  • Learning from geospatial data;
  • Machine Learning and Geostatistics;
  • Artificial neural networks;
  • Web-based decision analysis tools;
  • Wireless Sensor Networks for Spatial Apllications
  • Ant-based Algorithms;
  • Cellular automata;
  • Bayesian reasoning;
  • Statistical learning theory: support vector machines, kernel methods;
  • Remote sensing and remote sensed image processing;
  • Geographical approach to risk analysis;
  • Spatial Data warehousing foundations and architectures;
  • Spatial Data extraction, cleaning, and loading;
  • Spatial Multidimensional modeling and queries;
  • Spatial OLAP visualization;
  • New Spatial OLAP applications;
  • Spatial OLAP as support for intelligent spatial analysis (data mining, multi-criteria, etc…);
  • Spatial data mining: algorithms and visualization;
  • New spatial data mining applications;
  • Coupling spatial data mining and Spatial OLAP;
  • Geovisual analytics, geovisualisation, visual exploratory data analysis;
  • Visualisation and modelling of track data.

Authors Guideline
Please adhere strictly to the formatting provided in the template to prepare your paper and refrain from modifying it.
For formatting information, see the publisher’s web site
( http://www.springer.com/authors/book+authors?SGWID=0-154102-12-417900-0 ).

Papers should not exceed 10 pages in Springer format. Papers longer than this will be subject to an additional charge. Shorter papers will be acceptable if they adequately convey the material to be described, and are not so short as to be trivial or lacking in depth.

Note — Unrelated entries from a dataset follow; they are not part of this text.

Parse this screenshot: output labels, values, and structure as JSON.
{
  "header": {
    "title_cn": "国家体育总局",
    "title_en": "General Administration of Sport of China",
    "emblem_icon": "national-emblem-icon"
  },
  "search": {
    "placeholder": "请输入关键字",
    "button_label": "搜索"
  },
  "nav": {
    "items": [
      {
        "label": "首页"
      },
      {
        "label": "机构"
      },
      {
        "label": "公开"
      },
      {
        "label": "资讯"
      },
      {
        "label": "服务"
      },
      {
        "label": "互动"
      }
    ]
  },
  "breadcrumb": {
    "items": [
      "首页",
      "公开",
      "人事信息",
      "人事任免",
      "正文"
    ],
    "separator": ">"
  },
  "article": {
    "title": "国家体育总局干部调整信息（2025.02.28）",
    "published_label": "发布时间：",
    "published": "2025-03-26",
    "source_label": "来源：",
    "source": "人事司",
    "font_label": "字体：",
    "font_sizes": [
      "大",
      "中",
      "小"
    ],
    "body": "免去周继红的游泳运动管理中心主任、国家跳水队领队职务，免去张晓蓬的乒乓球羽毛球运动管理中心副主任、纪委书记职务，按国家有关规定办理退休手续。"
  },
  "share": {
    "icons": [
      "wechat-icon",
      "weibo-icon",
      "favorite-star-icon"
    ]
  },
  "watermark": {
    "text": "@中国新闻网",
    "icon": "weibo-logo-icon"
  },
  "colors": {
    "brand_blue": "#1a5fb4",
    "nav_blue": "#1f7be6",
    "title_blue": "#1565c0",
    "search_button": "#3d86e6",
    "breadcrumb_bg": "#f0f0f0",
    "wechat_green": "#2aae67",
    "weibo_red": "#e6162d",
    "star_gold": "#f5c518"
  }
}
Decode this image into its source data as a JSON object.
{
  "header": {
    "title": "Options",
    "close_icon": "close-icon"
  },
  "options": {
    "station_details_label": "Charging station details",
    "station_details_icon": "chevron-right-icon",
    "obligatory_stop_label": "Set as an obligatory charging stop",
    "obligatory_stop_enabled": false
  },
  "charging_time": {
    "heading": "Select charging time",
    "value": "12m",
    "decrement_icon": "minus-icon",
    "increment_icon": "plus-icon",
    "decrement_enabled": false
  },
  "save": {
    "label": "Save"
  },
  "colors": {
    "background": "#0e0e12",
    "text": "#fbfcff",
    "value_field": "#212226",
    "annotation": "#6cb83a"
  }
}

Submission
Papers for review for the conference must be submitted electronically in PDF form using the PROSE online submission and review system access.

You may submit a paper to “Intelligent Spatial Decision Analysis” Session selecting the session from a drop-down box when you submit the paper. Please ensure you select the correct session.

If you wish to submit a paper to an Invited Session, and the session is not shown on the drop-down box, please wait until the session has been set up.

Once the paper has been submitted you may check its progress by login in to the PROSE review system using the login details you have been supplied with ( http://idt-10.kesinternational.org/prose.php).

Proceedings
Accepted papers will be published by prestigious publishing house, Springer Verlag, as book chapters in a volume of their Engineering Series and indexed in ISI conference publications, EI, INSPEC, etc.

Outstanding papers will be invited to a submission in two special issues:

Important dates

2 March 2010: Deadline for full paper submission
22 March 2010: Notification of acceptance
19 April 2010: Deadline for Camera Ready Papers
28-30 July 2010: ISDA ’10 (IDT’10) Conference

University of Glasgow Research Associate: Design of Large-scale Rabies Vaccination Programs

University of Glasgow
Faculty of Biomedical and Life Sciences
Ecology and Evolution Biology

The University of Glasgow is seeking a post-doctoral research associate to work with a leading epidemiology research group (Haydon, Cleaveland, Hampson, Kao, Lembo) to study the design of large-scale rabies vaccination programs for domestic dogs in the developing world. We require an epidemiological modeller to work with a $10M Gates funded team conducting regional vaccination of dogs in Southern Tanzania, Kwazulu Natal, and the Philippines. The position will be based in the Boyd Orr Centre (http://www.gla.ac.uk/departments/boydorr/) at the University of Glasgow but will require some international travel.

The purpose of the MRC-funded position is to conduct real-time analysis on data generated by the in-country vaccination teams and to advise and provide feed-back on control strategy. The position is supported by field teams and dedicated in-country Project Liason Officers, with provision of funds for GIS technical support and sequencing of rabies virus genomes. The ideal applicant will have advanced knowledge of different approaches to epidemiological modelling and control of infectious disease, good computer programming skills, some experience of spatial modelling and statistics, must enjoy working in a dynamic multi-disciplinary group, have good communication and people skills, and an interest in public health in developing countries.

Informal enquiries and further details are available from Professor Dan Haydon (D.Haydon@bio.gla.ac.uk).